_WHAT TO DO_
The full set of lines below has to be written out again exactly.

_DATASET_

□ □ □

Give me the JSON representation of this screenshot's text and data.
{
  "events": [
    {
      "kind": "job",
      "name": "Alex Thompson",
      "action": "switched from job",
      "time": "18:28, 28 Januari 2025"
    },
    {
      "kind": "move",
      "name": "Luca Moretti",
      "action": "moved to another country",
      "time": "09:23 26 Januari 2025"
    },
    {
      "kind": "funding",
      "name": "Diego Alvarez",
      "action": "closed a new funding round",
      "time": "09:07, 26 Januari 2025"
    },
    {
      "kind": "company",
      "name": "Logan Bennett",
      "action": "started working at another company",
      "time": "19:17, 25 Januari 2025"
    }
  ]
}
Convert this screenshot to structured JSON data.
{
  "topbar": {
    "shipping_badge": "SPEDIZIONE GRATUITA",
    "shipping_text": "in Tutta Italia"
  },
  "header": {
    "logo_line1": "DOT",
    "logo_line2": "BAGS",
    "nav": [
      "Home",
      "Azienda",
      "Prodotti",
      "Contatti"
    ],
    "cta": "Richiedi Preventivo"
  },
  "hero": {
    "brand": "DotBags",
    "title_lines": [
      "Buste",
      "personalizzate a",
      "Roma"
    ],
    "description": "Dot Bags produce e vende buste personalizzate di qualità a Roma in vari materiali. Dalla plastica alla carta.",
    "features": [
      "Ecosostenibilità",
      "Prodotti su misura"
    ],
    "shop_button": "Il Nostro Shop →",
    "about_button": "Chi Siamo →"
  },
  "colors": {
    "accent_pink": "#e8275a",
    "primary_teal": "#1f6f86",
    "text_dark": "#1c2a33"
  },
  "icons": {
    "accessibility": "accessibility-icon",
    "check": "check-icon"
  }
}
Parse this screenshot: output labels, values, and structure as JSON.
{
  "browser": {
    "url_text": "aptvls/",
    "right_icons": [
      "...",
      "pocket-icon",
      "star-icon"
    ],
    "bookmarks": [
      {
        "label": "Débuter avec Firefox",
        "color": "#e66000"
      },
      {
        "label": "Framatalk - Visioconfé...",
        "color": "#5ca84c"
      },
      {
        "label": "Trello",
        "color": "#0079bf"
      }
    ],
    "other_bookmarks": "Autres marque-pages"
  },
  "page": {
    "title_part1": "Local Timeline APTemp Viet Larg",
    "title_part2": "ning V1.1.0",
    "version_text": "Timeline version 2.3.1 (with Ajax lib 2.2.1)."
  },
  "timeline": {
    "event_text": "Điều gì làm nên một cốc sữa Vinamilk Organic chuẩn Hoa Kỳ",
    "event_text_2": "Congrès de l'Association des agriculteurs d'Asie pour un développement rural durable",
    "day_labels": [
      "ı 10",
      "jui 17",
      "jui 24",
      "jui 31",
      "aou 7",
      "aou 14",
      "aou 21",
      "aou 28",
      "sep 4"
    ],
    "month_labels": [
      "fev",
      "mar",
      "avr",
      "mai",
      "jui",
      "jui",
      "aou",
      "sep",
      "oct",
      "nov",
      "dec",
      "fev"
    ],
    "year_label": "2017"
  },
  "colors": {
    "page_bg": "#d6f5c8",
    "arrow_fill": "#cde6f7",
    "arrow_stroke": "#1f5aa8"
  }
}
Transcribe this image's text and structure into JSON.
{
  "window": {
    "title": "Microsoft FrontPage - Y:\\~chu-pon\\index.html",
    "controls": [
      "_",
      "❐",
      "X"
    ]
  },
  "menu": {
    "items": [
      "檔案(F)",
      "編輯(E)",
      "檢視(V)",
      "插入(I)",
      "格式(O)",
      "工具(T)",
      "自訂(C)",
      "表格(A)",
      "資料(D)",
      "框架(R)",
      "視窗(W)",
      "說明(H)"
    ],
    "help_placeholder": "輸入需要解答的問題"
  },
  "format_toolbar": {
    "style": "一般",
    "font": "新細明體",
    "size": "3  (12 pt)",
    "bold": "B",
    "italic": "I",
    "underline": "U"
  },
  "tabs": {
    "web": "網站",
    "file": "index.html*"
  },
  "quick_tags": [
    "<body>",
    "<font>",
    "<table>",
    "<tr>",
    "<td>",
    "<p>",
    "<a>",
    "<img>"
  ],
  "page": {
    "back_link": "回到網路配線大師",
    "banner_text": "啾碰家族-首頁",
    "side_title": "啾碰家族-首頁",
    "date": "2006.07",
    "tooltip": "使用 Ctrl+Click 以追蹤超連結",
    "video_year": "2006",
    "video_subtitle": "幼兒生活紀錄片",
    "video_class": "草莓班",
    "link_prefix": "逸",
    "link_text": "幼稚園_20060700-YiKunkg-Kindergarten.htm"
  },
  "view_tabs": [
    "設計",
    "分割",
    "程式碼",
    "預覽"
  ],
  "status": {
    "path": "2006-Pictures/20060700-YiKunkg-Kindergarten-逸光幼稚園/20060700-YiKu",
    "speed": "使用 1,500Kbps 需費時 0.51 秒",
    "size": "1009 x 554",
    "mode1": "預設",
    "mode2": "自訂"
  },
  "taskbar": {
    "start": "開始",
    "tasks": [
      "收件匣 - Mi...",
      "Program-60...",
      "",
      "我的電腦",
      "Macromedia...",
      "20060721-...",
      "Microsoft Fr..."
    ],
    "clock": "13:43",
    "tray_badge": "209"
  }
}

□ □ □

_ANSWER TO THIS PROBLEM_
Give me the JSON representation of this screenshot's text and data.
{
  "events": [
    {
      "kind": "job",
      "name": "Alex Thompson",
      "action": "switched from job",
      "time": "18:28, 28 Januari 2025"
    },
    {
      "kind": "move",
      "name": "Luca Moretti",
      "action": "moved to another country",
      "time": "09:23 26 Januari 2025"
    },
    {
      "kind": "funding",
      "name": "Diego Alvarez",
      "action": "closed a new funding round",
      "time": "09:07, 26 Januari 2025"
    },
    {
      "kind": "company",
      "name": "Logan Bennett",
      "action": "started working at another company",
      "time": "19:17, 25 Januari 2025"
    }
  ]
}
Convert this screenshot to structured JSON data.
{
  "topbar": {
    "shipping_badge": "SPEDIZIONE GRATUITA",
    "shipping_text": "in Tutta Italia"
  },
  "header": {
    "logo_line1": "DOT",
    "logo_line2": "BAGS",
    "nav": [
      "Home",
      "Azienda",
      "Prodotti",
      "Contatti"
    ],
    "cta": "Richiedi Preventivo"
  },
  "hero": {
    "brand": "DotBags",
    "title_lines": [
      "Buste",
      "personalizzate a",
      "Roma"
    ],
    "description": "Dot Bags produce e vende buste personalizzate di qualità a Roma in vari materiali. Dalla plastica alla carta.",
    "features": [
      "Ecosostenibilità",
      "Prodotti su misura"
    ],
    "shop_button": "Il Nostro Shop →",
    "about_button": "Chi Siamo →"
  },
  "colors": {
    "accent_pink": "#e8275a",
    "primary_teal": "#1f6f86",
    "text_dark": "#1c2a33"
  },
  "icons": {
    "accessibility": "accessibility-icon",
    "check": "check-icon"
  }
}
Parse this screenshot: output labels, values, and structure as JSON.
{
  "browser": {
    "url_text": "aptvls/",
    "right_icons": [
      "...",
      "pocket-icon",
      "star-icon"
    ],
    "bookmarks": [
      {
        "label": "Débuter avec Firefox",
        "color": "#e66000"
      },
      {
        "label": "Framatalk - Visioconfé...",
        "color": "#5ca84c"
      },
      {
        "label": "Trello",
        "color": "#0079bf"
      }
    ],
    "other_bookmarks": "Autres marque-pages"
  },
  "page": {
    "title_part1": "Local Timeline APTemp Viet Larg",
    "title_part2": "ning V1.1.0",
    "version_text": "Timeline version 2.3.1 (with Ajax lib 2.2.1)."
  },
  "timeline": {
    "event_text": "Điều gì làm nên một cốc sữa Vinamilk Organic chuẩn Hoa Kỳ",
    "event_text_2": "Congrès de l'Association des agriculteurs d'Asie pour un développement rural durable",
    "day_labels": [
      "ı 10",
      "jui 17",
      "jui 24",
      "jui 31",
      "aou 7",
      "aou 14",
      "aou 21",
      "aou 28",
      "sep 4"
    ],
    "month_labels": [
      "fev",
      "mar",
      "avr",
      "mai",
      "jui",
      "jui",
      "aou",
      "sep",
      "oct",
      "nov",
      "dec",
      "fev"
    ],
    "year_label": "2017"
  },
  "colors": {
    "page_bg": "#d6f5c8",
    "arrow_fill": "#cde6f7",
    "arrow_stroke": "#1f5aa8"
  }
}
Transcribe this image's text and structure into JSON.
{
  "window": {
    "title": "Microsoft FrontPage - Y:\\~chu-pon\\index.html",
    "controls": [
      "_",
      "❐",
      "X"
    ]
  },
  "menu": {
    "items": [
      "檔案(F)",
      "編輯(E)",
      "檢視(V)",
      "插入(I)",
      "格式(O)",
      "工具(T)",
      "自訂(C)",
      "表格(A)",
      "資料(D)",
      "框架(R)",
      "視窗(W)",
      "說明(H)"
    ],
    "help_placeholder": "輸入需要解答的問題"
  },
  "format_toolbar": {
    "style": "一般",
    "font": "新細明體",
    "size": "3  (12 pt)",
    "bold": "B",
    "italic": "I",
    "underline": "U"
  },
  "tabs": {
    "web": "網站",
    "file": "index.html*"
  },
  "quick_tags": [
    "<body>",
    "<font>",
    "<table>",
    "<tr>",
    "<td>",
    "<p>",
    "<a>",
    "<img>"
  ],
  "page": {
    "back_link": "回到網路配線大師",
    "banner_text": "啾碰家族-首頁",
    "side_title": "啾碰家族-首頁",
    "date": "2006.07",
    "tooltip": "使用 Ctrl+Click 以追蹤超連結",
    "video_year": "2006",
    "video_subtitle": "幼兒生活紀錄片",
    "video_class": "草莓班",
    "link_prefix": "逸",
    "link_text": "幼稚園_20060700-YiKunkg-Kindergarten.htm"
  },
  "view_tabs": [
    "設計",
    "分割",
    "程式碼",
    "預覽"
  ],
  "status": {
    "path": "2006-Pictures/20060700-YiKunkg-Kindergarten-逸光幼稚園/20060700-YiKu",
    "speed": "使用 1,500Kbps 需費時 0.51 秒",
    "size": "1009 x 554",
    "mode1": "預設",
    "mode2": "自訂"
  },
  "taskbar": {
    "start": "開始",
    "tasks": [
      "收件匣 - Mi...",
      "Program-60...",
      "",
      "我的電腦",
      "Macromedia...",
      "20060721-...",
      "Microsoft Fr..."
    ],
    "clock": "13:43",
    "tray_badge": "209"
  }
}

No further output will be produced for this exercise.